What happens if I believe what SCO says. And I want to pay the license fee's? I was at forum, saw the slides etc.. Looks compelling to me.
And tell me this... Whats so wrong about protecting their IP anyway?
Have you _tried_ to buy a license? I have, 3 times, and so far I have been waiting over 3 weeks for a response from SCO.
Each time it is the same, "give us your contact information, we are very busy and will have to get back to you".
Eiter, they don't want my money, they have horrid customer service, or they don't care because actually getting the licenses isn't important to them.
go ahead, call them and ask for a license.
"What happens if I believe what SCO says. And I want to pay the license fee's? "
Wait for the invoice, or call them and offer to buy a license.
"Whats so wrong about protecting their IP anyway?" It's not theirs to protect, for starters. The code they showed can be traced into something SCO/Caldera RELEASED for public use beforeDarl started his rampage.
"Wait for the invoice, or call them and offer to buy a license. "
No, do not call and offer to buy a license unless you have your head in the sand. That is just stupidity. Do not offer to buy a license when the trials have not commenced.
See your own legal team first. Then think on it, and see them again and repeat until it becomes clear what to do.
>> I don't recall asking for attacks by guys that don't know what they are talking about.. I came here to discuss license's and SCO operating systems. <<
I apologize ... too much technical focus.
As an alternative for SMBs, I think either Linux or FreeBSD would be appropriate. The problem I see for these customers is whether their applications can be ported (or run) on these platforms.
If I was an ISV, I would be looking to have my application run on more platforms than OpenServer or UnixWare. If nothing else, this gives the ISV experience with those platforms, and an alternative no matter what happens with SCO.
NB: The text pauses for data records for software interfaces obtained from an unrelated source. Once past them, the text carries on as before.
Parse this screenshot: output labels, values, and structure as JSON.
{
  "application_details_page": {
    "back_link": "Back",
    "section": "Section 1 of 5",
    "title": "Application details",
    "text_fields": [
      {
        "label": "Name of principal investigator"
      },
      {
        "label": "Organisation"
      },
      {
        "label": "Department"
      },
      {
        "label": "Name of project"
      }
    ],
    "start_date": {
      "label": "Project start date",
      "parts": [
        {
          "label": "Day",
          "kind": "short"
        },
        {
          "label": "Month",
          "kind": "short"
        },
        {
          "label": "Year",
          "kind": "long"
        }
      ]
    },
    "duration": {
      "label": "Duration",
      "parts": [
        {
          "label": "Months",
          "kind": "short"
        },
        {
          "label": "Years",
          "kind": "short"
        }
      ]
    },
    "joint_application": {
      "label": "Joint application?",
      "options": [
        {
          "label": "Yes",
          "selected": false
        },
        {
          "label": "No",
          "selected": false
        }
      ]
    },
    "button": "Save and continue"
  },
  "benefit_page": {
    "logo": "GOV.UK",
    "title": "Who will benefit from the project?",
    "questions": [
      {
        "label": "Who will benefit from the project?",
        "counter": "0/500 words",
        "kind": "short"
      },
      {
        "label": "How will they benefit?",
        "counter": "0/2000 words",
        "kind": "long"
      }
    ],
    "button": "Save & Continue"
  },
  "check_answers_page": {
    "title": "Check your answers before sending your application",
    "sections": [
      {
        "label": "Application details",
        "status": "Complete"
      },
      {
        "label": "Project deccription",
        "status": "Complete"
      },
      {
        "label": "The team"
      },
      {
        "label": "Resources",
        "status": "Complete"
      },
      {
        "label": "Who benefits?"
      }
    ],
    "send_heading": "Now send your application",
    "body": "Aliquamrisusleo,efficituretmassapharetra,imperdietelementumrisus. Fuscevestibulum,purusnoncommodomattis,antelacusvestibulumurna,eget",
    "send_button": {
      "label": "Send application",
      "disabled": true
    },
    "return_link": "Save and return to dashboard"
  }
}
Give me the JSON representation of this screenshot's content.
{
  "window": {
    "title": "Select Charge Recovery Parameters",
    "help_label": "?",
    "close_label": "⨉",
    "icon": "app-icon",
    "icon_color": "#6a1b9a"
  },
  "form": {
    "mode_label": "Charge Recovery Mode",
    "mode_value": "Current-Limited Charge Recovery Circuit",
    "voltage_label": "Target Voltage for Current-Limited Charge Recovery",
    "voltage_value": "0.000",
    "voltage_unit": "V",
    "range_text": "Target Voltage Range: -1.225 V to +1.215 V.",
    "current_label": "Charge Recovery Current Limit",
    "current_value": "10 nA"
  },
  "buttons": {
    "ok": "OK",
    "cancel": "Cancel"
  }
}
There are several US (nationwide) providing support for these platforms, and well as companies in EMEA and APAC/Australia. I would imagine that if the application operated on the chosen platform, then these companies would support the underlying platform.
> It's quite obvious that you boys don't know business.. SMB = SMALL MEDUIM BUSINESS doesn't have ANYTHING todo with Windows network protocols..
A guy who is gullible enough to believe SCO's dog-and-pony slide show after it's been debunked by about 1000 different people on the Net shouldn't be pointing the finger at anyone else for ignorance.
> I don't recall asking for attacks by guys that don't know what they are talking about..
>> I came here to discuss license's and SCO operating systems.
No one cares about SCO operating systems, least of all SCO.
I'm not attacking anyone here. Like I said in another post, if you were in my area, I might even be interested in doing business - I think there are still some solid leads amongst the SCO resellers. But in any case, it's not me that's tied to the sinking ship.
Oops.. that makes more sense in this context, even though SCO was touting its new Samba based stuff.
In any case, Linux has plenty of traction in this market:
*) It's easy to find people who know it, so you aren't going out on a limb by choosing it.
*) It's cheap.
*) It's stable.
*) It's relatively secure (although you do need to keep it up to date as with any other system).
*) It's becoming very widespread.
*) It runs on standard protocols - you could always switch to something like Solaris if you go from being a SMB to a Big B.
And so on...
If you believe that SCO's IP has been infringed, it doesn't mean that you are legally obliged to pay them as a LINUX user. If you WANT to pay the license fee, pay it (not sure why you would want to, maybe you feel it's a moral issue or something). No one's stopping you (except maybe SCO... I called them asking how I could come into compliance, they said they'd call me back, that was 2 weeks ago).
There's nothing wrong with a company protecting their IP. I don't believe that's what SCO is doing though. Maybe you do.